PROBLEM STATEMENT — Every line containing the word "Enterprise" is to be copied from the data below.
##############################
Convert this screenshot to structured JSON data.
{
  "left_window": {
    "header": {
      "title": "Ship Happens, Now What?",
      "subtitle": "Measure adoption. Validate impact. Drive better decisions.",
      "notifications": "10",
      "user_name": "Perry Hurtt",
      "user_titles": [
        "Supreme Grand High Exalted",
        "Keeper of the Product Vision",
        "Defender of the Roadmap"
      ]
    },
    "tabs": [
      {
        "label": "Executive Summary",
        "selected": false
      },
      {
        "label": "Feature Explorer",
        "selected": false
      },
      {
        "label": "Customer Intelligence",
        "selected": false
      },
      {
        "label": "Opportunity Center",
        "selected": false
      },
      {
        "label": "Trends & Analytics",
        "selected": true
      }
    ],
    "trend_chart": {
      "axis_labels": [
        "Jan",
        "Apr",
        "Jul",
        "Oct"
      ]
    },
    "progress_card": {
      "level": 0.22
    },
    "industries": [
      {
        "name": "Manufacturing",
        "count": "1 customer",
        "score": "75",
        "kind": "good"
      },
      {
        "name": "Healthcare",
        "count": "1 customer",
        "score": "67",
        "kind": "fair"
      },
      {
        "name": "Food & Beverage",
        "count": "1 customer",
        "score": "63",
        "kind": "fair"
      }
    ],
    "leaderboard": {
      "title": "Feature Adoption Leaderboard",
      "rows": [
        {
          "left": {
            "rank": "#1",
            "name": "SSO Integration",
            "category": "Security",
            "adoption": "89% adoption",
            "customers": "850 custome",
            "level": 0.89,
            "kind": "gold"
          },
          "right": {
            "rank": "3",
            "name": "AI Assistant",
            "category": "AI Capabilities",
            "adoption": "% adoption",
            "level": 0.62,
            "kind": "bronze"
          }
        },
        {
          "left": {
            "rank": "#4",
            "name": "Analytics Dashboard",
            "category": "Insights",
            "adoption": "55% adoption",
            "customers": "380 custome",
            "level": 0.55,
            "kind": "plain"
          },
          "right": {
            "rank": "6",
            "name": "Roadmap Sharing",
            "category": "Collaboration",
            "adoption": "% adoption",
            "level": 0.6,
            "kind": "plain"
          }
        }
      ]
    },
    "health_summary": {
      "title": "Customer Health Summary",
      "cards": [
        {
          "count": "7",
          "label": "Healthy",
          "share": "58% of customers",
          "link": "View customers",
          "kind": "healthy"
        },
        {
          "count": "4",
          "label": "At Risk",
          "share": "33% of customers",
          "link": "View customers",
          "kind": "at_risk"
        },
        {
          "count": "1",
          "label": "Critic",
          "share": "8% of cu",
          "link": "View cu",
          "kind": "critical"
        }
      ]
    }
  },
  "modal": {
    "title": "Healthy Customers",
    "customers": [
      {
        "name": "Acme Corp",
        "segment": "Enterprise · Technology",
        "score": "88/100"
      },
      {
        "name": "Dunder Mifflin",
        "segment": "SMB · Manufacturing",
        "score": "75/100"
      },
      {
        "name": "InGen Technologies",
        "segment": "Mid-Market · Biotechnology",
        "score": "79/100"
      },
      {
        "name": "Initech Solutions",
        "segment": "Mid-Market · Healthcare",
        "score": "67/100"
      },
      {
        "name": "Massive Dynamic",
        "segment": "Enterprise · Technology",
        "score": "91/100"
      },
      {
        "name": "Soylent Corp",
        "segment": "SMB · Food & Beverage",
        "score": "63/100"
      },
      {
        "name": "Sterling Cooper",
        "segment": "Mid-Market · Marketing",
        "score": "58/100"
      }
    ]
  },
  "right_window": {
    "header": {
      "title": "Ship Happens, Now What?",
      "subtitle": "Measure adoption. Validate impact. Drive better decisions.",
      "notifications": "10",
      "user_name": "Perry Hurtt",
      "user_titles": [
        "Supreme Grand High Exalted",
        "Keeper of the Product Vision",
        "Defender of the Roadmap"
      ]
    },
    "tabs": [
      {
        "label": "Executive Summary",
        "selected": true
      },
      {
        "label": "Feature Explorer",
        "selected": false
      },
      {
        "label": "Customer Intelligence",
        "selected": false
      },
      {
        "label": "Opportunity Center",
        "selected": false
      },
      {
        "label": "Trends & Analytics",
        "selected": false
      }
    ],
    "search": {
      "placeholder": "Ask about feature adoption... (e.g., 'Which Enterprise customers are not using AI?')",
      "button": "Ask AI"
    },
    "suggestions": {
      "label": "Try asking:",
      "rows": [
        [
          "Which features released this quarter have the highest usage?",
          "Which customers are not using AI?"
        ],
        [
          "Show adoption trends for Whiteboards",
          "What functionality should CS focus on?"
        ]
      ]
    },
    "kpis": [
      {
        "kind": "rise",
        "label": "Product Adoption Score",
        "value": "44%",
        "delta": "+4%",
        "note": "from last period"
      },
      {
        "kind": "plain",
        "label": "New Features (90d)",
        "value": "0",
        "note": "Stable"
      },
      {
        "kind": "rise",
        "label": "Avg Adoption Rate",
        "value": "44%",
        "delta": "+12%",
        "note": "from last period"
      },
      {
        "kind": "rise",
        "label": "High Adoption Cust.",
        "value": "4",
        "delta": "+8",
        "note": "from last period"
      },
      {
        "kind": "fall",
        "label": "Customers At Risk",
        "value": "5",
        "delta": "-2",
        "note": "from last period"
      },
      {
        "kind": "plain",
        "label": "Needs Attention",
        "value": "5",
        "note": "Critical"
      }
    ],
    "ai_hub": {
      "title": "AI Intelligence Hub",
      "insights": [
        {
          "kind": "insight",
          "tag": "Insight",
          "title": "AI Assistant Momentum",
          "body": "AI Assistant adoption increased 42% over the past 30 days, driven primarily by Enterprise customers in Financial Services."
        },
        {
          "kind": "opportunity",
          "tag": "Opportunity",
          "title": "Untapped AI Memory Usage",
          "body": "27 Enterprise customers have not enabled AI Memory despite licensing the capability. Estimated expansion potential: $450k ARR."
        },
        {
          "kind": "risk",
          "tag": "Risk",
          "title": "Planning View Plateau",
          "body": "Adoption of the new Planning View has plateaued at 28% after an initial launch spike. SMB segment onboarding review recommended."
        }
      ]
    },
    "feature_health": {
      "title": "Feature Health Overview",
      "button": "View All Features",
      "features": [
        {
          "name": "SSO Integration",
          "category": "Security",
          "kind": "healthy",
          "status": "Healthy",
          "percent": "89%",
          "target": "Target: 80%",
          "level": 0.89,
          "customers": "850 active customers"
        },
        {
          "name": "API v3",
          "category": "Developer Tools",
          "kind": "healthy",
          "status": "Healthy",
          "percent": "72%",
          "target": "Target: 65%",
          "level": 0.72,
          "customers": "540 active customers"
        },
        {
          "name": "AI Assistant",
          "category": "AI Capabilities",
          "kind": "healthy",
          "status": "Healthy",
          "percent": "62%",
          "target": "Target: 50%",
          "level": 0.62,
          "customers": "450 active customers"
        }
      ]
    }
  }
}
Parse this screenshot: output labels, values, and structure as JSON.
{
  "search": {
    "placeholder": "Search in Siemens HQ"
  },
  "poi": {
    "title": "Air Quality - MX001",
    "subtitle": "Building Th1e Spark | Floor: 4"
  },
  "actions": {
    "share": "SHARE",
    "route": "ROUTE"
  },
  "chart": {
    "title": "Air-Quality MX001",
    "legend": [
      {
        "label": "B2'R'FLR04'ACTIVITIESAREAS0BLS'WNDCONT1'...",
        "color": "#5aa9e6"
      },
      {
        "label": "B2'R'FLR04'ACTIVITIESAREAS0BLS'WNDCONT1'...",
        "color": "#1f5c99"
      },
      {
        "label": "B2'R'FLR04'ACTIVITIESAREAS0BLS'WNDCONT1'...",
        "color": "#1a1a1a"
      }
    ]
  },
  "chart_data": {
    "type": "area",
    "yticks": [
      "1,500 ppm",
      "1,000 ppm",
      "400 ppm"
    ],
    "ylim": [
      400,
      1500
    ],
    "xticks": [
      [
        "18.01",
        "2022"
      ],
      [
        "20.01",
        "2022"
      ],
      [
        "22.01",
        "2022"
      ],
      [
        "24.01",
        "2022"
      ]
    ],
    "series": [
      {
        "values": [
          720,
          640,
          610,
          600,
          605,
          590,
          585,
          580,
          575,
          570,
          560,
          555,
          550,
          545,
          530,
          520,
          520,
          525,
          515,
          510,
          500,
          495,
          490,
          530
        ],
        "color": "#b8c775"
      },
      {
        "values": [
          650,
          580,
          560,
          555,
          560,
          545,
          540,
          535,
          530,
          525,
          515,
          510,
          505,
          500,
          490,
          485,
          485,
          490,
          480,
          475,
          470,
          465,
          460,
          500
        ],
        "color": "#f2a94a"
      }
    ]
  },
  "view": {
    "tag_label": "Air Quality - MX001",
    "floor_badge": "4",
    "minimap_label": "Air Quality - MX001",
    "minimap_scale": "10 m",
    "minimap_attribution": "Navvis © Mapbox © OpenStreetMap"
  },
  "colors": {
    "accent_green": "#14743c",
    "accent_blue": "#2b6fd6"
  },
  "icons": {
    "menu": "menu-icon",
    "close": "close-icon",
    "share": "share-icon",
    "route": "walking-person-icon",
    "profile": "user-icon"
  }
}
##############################
RESULT OF THE TASK —
        "segment": "Enterprise · Technology",
        "segment": "Enterprise · Technology",
      "placeholder": "Ask about feature adoption... (e.g., 'Which Enterprise customers are not using AI?')",
          "body": "AI Assistant adoption increased 42% over the past 30 days, driven primarily by Enterprise customers in Financial Services."
          "body": "27 Enterprise customers have not enabled AI Memory despite licensing the capability. Estimated expansion potential: $450k ARR."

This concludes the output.